HARRELL v. DONAHUE
638 F.3d 975 (2011)
Hosea HARRELL, Jr., Appellee,
Patrick R. DONAHUE, Postmaster General, United States Postal Service,1 Appellant.
United States Court of Appeals, Eighth Circuit.
Submitted: November 16, 2010.
Filed: March 31, 2011.
Charles M. Kester, Kester Law Firm, Fayetteville, AR, argued (Todd R. McFairland, Assoc. Gen. Counsel, General Conference of Seventh-day Adventists, Silver Spring, MD, on the brief), for appellant.
Before WOLLMAN, HANSEN, and SHEPHERD, Circuit Judges.
SHEPHERD, Circuit Judge.
Hosea Harrell is a member of the Seventh-day Adventist Church and a former employee of the United States Postal Service (USPS). After being fired from his position with the post office in Warrensburg, Missouri, Harrell brought suit against the Postmaster General, alleging violations of Title VII of the Civil Rights Act of 1964, 42 U.S.C. §§ 2000e et seq., (Title VII) for religious discrimination and failure to accommodate as well as a violation of the Religious Freedom Restoration Act of 1993, 42 U.S.C. §§ 2000bb et seq., (RFRA). The district court2 granted summary judgment in favor of the USPS, and we affirm.I. At all times relevant to this appeal, the Warrensburg Post Office was responsible for seven "bid routes" that required approximately eight hours to complete and one "auxiliary route" that took between five to eight hours to complete. To cover these routes Monday through Saturday, the Warrensburg Post Office employed seven full-time letter carriers, a full-time letter carrier technician, and three part-time flexible letter carriers.3 A minimum of seven letter carriers was required each day to complete the routes.
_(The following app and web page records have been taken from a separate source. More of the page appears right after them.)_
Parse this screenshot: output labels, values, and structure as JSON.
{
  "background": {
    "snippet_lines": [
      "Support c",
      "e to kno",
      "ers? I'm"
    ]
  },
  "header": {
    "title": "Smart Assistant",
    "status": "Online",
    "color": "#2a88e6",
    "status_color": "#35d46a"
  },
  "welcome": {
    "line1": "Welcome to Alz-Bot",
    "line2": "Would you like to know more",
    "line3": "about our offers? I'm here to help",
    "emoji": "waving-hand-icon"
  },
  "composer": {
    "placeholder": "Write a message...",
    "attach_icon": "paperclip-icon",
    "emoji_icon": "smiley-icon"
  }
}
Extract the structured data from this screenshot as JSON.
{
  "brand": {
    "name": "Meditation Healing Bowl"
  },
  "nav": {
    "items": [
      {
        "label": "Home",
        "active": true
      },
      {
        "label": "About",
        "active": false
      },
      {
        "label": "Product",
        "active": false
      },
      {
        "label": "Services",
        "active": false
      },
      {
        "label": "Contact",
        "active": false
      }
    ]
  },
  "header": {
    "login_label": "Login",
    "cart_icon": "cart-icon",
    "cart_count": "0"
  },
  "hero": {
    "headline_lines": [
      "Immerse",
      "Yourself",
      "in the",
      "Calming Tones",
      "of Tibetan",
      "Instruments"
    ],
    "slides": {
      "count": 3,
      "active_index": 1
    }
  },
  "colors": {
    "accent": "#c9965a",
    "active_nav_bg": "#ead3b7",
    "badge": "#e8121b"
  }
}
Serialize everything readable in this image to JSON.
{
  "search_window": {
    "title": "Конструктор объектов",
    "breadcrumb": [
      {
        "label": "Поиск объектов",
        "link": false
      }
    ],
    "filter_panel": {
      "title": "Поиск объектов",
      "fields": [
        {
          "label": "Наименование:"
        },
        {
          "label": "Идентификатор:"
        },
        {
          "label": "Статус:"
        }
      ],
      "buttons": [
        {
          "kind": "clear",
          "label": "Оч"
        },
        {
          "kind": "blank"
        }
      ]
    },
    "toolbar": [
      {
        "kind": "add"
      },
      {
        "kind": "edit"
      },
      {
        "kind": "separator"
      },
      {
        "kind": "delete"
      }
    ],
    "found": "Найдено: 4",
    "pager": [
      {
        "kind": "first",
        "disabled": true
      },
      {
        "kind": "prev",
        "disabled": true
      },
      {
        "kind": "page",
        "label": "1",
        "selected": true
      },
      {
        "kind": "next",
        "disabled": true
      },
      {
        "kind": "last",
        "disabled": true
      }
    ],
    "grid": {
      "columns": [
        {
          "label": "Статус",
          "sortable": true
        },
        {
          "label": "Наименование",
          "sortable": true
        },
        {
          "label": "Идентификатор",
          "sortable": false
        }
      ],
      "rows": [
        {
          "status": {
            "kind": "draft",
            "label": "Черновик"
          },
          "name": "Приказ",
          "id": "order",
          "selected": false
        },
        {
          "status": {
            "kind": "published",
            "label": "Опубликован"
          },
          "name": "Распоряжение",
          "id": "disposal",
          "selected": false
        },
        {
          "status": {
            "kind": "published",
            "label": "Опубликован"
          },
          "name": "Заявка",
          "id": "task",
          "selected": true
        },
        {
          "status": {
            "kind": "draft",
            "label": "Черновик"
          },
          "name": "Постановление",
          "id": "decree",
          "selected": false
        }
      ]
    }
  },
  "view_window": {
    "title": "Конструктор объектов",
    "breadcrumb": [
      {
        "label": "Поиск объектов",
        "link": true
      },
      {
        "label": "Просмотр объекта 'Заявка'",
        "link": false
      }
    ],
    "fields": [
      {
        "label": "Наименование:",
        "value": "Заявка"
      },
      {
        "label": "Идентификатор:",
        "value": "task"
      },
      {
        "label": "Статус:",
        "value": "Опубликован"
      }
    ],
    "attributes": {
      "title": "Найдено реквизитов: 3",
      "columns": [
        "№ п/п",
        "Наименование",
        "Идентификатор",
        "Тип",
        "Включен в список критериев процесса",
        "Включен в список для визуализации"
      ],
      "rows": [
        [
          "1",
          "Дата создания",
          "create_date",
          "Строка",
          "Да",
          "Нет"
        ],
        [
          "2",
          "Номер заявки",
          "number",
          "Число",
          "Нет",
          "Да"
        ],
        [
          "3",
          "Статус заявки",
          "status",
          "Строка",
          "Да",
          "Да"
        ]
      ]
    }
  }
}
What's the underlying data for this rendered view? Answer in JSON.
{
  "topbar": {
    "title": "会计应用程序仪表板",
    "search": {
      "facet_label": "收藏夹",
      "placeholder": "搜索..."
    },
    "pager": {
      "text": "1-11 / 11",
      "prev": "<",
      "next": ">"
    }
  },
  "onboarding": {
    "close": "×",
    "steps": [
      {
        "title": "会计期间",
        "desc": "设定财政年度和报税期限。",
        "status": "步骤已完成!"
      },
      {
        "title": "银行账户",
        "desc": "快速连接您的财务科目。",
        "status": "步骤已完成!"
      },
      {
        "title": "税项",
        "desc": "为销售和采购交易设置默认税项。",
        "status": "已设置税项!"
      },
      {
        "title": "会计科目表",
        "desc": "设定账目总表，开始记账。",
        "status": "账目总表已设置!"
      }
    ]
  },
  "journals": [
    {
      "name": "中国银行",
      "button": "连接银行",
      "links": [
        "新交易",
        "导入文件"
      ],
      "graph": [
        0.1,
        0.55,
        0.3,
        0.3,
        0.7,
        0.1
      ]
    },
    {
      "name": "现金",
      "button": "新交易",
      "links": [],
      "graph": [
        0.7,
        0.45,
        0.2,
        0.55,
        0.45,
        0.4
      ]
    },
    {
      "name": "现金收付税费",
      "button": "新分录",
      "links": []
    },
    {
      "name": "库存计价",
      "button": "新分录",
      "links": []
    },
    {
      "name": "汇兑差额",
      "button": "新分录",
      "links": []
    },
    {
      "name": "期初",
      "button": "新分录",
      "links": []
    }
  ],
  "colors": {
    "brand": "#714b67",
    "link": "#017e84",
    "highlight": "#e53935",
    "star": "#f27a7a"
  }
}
Each full-time letter carrier was assigned to one of the bid routes with the technician and part-time letter carriers filling in on the various bid routes and the auxiliary route as needed.
According to a seniority system used by the Warrensburg Post Office, the six most junior full-time letter carriers and the technician had rotating schedules, working five days a week with every Sunday off and another rotating day off. As a result, each letter carrier with a rotating schedule was scheduled to be off work approximately every sixth Saturday. The only full-time letter carrier without a rotating schedule was the most senior letter carrier, who worked Monday through Friday with weekends off.
Many other scheduling details at the Warrensburg Post Office were expressly controlled by a collective bargaining agreement (CBA) between the National Association of Letter Carriers—the union for city letter carriers working for the USPS—and the USPS. For example, the CBA controlled the process by which annual leave was granted. During "choice" vacation months,4 annual leave was awarded under a bidding system whereas annual leave outside the "choice" vacation months was awarded on a first-come basis. The CBA also permitted an employee to request "leave without pay" but did not specify the process by which the USPS granted such requests. Rather, according to the USPS Employee and Labor Relations Manual, leave without pay was granted at the discretion of the USPS, considering the needs of the employee, the needs of the USPS, and the cost to the USPS. Harrell began working for the USPS in 2001 as a part-time flexible letter carrier
for the Warrensburg Post Office. In 2004, Harrell bid for and was awarded a full-time letter carrier position that operated on a rotating schedule. From the time of Harrell's hiring as a full-time letter carrier until his eventual firing, Harrell remained the most junior full-time letter carrier at the Warrensburg Post Office.